Learning to Drive a Car Versus Learning to Fly a Plane

By Jim Liao
Jim Liao
Jim Liao
July 11, 2016 Updated: July 11, 2016

Though the requirements for obtaining an operating license for air versus ground travel may vary in different regions, learning to drive in the United States is generally a simple process.

In learning to drive, the first step is class room instruction, which usually includes a lot of reading material and videos, as well as quizzes that you have to take and pass. This portion generally takes several hours a day for about a week.

Next is “behind the wheel” training, where you drive around in a specially marked “drivers education” vehicle with an instructor sitting in the passenger seat. 

After completion of both the classroom and in-car portions, you are then eligible to undergo a written test at the local Department of Motor Vehicles (DMV) office for your driver’s permit, which allows you to drive as long as a licensed individual is beside you.

After six months, you can reapply for a license, which, unlike the permit test, will include a road test.

Learning to fly, on the other hand, is is a much more gradual and staged process, according to Adam Twidell, the CEO & Co-Founder of PrivateFly.

In the behind the wheel portion of learning to drive a car, you are pretty much given free reign from the beginning. Even when its just driving around the parking lot, it’s still you driving while the instructor gives out instructions. In fact, its often a bad sign when the instructor has to drive in drivers ed, as it usually means you lost control of the car and need outside intervention.

Flying a plane is just the opposite process. The instructor has full control at the plane at the beginning, and the reigns are given to you little by little. 

Twidell gives the example that your first flying lesson may just be trying to decrease and increase speed. In the following lessons, you’ll gradually learn more about a flying a plane, and when you’re ready, you’ll perform your first solo flight, which will just be a simple take off/flight route/landing procedure. The point is to have the learner gradually gain confidence before having to fly on their own.

Also different from drivers ed is that there isn’t a lot of on the ground schooling with flying, Twidell says, though various books and manuals must still be read. In order to obtain a private pilots license, a Federal Aviation Administration (FAA) written test is required, but this can be taken at any time during in-flight lessons.


The American Driver and Traffic Safety Education Association recommends 45 hours of training in class and another 8 hours behind the wheel, though most states don’t quite meet this recommendation.

A minimum of 45 hours flying is needed to obtain a pilot’s license, but generally 50-55 hours is needed, says Twidell.


Depending on the state, you can apply for your driver’s permit anywhere between 14 to 16 years of age.

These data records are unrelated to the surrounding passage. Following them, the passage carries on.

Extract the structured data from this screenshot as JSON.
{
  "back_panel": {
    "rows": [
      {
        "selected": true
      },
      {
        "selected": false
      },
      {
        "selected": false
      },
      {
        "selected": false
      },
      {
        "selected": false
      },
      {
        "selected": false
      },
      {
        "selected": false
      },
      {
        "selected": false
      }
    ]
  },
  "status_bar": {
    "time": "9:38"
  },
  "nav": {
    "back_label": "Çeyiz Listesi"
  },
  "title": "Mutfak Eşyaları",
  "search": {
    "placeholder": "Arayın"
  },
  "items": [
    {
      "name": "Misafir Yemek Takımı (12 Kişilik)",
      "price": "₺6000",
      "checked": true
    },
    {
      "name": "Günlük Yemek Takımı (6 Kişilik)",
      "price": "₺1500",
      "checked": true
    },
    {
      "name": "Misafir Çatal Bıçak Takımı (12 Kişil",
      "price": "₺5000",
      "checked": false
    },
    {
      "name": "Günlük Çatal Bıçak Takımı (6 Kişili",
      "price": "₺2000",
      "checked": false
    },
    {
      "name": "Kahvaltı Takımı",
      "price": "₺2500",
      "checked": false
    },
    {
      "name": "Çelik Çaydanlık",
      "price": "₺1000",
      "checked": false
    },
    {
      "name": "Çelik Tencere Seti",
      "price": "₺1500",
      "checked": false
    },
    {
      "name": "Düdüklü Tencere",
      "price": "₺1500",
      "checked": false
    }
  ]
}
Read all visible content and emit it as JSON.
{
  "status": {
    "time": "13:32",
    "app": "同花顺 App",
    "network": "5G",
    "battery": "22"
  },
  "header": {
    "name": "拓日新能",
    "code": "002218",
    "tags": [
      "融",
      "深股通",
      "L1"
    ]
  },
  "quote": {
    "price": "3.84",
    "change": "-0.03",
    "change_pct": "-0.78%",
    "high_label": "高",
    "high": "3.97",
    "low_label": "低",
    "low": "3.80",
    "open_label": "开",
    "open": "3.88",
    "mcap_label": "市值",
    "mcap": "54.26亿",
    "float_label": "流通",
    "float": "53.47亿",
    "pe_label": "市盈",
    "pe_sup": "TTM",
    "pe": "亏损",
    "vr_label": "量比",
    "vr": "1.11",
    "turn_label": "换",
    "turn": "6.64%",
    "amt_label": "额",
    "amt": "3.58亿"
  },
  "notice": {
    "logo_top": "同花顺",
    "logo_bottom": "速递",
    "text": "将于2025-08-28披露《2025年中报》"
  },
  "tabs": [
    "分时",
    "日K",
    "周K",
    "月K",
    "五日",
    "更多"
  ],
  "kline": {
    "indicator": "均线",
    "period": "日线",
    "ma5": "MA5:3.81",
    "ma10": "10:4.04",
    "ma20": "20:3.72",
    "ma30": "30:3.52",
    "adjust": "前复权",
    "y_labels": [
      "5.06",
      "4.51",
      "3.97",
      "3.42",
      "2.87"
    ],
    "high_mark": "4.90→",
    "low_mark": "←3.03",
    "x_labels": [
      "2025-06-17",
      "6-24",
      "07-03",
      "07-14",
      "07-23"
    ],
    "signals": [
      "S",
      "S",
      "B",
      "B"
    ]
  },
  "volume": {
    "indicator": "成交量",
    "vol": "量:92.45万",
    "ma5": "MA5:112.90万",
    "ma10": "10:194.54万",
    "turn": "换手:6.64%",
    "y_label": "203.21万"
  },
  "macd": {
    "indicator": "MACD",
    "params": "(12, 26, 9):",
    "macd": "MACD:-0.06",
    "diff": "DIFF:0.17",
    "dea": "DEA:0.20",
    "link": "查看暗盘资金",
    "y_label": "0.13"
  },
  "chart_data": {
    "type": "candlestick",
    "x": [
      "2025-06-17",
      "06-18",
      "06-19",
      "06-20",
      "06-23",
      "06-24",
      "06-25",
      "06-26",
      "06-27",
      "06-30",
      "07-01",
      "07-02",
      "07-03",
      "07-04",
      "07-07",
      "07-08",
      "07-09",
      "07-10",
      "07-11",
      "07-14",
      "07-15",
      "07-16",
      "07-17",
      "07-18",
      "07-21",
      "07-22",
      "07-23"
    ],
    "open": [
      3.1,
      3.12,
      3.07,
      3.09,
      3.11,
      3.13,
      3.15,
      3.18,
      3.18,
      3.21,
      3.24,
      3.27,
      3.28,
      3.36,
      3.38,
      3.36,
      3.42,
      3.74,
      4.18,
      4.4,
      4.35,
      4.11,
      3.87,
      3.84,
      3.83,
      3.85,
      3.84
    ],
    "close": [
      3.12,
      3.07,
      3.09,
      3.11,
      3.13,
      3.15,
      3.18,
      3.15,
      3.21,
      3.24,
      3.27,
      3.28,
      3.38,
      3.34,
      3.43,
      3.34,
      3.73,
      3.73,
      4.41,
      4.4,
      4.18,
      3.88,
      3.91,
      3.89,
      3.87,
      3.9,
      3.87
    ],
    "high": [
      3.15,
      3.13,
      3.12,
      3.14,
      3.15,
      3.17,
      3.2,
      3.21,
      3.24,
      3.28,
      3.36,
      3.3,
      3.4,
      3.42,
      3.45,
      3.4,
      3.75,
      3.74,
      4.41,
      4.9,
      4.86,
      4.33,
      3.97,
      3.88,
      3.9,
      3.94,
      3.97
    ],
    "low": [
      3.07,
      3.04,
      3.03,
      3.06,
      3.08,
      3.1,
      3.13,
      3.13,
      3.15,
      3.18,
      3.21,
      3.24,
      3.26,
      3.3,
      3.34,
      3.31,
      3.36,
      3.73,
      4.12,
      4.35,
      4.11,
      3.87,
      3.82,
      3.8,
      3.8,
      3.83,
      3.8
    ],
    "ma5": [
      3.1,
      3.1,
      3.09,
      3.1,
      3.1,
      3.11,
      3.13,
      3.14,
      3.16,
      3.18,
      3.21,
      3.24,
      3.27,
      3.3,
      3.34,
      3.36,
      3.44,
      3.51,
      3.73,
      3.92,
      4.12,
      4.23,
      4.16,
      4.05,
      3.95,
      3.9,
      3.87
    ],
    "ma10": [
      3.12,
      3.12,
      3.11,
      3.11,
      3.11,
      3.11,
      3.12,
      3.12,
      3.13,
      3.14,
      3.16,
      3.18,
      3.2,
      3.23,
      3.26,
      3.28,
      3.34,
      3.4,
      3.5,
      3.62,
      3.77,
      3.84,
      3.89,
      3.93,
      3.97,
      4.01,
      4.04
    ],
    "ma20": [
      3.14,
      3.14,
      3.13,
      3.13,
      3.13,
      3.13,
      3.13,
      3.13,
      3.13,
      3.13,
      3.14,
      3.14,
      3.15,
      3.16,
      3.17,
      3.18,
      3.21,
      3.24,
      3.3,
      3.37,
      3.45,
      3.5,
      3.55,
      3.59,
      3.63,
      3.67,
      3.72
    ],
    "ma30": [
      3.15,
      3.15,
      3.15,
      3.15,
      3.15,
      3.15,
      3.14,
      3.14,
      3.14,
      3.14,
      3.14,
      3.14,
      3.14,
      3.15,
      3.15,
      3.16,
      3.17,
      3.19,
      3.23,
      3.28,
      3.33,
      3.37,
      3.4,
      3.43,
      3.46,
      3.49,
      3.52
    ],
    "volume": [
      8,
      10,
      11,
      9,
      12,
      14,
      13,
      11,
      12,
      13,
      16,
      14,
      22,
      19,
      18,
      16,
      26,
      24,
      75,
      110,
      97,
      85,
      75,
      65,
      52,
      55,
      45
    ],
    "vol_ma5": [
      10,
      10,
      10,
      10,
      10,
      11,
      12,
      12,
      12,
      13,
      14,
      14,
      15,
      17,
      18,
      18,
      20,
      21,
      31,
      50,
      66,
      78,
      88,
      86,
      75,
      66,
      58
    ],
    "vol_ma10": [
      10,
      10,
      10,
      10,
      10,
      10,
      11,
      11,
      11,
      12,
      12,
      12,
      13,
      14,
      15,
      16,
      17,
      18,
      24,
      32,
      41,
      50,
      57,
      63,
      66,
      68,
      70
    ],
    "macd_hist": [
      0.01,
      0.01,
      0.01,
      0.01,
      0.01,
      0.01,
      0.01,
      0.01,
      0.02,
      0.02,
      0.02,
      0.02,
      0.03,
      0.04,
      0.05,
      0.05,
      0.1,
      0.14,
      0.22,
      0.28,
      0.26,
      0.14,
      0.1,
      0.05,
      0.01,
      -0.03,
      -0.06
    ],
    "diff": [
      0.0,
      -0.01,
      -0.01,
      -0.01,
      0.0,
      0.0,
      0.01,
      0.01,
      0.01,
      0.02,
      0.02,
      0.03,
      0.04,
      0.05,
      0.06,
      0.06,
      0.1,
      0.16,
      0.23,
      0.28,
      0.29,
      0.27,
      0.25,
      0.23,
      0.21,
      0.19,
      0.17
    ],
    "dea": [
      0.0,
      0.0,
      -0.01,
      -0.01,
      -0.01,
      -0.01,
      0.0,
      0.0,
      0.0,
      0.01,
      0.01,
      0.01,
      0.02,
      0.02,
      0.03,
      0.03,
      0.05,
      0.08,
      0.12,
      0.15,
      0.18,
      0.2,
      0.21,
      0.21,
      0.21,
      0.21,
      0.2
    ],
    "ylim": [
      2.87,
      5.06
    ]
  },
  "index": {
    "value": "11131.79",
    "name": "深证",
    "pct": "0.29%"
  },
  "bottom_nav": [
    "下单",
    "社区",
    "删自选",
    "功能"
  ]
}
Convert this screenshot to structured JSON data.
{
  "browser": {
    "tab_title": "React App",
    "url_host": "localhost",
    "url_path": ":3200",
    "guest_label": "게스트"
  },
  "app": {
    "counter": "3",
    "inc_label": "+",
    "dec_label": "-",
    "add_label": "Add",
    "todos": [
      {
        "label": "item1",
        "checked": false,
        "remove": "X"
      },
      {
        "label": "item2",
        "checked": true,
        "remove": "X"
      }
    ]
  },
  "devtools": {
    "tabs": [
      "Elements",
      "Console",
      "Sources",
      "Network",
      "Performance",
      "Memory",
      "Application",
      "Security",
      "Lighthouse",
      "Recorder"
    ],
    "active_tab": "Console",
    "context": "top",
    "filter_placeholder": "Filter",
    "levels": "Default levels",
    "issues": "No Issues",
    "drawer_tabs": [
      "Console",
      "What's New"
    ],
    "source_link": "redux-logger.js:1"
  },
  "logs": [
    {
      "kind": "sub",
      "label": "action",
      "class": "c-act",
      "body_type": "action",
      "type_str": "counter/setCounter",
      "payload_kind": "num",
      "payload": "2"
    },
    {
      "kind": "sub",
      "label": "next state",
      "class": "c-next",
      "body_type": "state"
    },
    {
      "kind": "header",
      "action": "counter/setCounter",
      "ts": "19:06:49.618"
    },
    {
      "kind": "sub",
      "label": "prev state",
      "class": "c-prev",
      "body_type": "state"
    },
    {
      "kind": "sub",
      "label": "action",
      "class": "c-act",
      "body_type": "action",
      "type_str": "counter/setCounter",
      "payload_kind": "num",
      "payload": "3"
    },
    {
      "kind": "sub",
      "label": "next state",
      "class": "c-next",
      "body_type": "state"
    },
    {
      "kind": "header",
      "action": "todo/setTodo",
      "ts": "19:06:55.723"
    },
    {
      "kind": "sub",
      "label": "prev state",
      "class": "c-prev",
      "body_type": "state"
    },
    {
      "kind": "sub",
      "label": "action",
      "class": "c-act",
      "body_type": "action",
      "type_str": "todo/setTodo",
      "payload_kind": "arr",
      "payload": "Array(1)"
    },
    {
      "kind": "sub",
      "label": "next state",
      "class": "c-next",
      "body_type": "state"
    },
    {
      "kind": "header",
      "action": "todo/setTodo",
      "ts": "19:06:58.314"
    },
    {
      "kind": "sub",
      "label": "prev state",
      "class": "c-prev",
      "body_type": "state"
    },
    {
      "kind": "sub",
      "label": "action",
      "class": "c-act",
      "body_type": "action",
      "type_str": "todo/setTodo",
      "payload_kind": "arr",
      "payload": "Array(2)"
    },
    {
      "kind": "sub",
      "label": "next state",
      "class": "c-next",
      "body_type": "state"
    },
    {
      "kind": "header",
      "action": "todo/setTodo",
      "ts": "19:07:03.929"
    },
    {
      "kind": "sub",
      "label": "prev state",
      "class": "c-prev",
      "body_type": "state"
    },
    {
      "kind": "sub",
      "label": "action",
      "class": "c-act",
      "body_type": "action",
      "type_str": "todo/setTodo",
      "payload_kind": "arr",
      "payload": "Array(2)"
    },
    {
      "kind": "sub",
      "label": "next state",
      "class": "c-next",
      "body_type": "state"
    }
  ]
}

You are able to start flying lessons at age 14, can do a solo flight at 16 and apply for a pilot license at age 17.


Though you aren’t required to take professional driving lessons, most teens today do, with the service being directly offered at their high schools. Driving school packages including a classroom and driving portion can cost anywhere from $200-$800. The fee for obtaining a drivers license also varies by state, though $30 can be thought of as a good median amount.

Airplane instruction up until licensing can cost around $10,000.

Just as costs are higher for learning to drive various vehicles such as a bus or a Formula 1 Car, Twidell notes that it’s the same for learning to fly a private plane or a fighter pilot. They can all be learned, but at a premium rate and with further instruction.

Safety Issues

Safety issues dramatically differ between operating the two vehicles.

First, the government enforces strict medical requirements to learn to fly. Special doctors called Aviation Medical Examiners (AME) perform exams, which will continue even after you get your license and increase in frequency as you age.

There are also various facets in operating a smooth flight that you don’t have to consider in driving, such as pre-flight checks, navigation exercises, and the handling of certain situations such as engine failure.

Another safety procedure that can avoid accidents if performed properly is marshaling —the visual signaling between ground personnel and pilots. Twidell called the procedure similar to parking in that you have to “quickly taxi your aircraft off the runaway and to its designated spot, to keep the airport traffic moving freely.”

Jim Liao
Jim Liao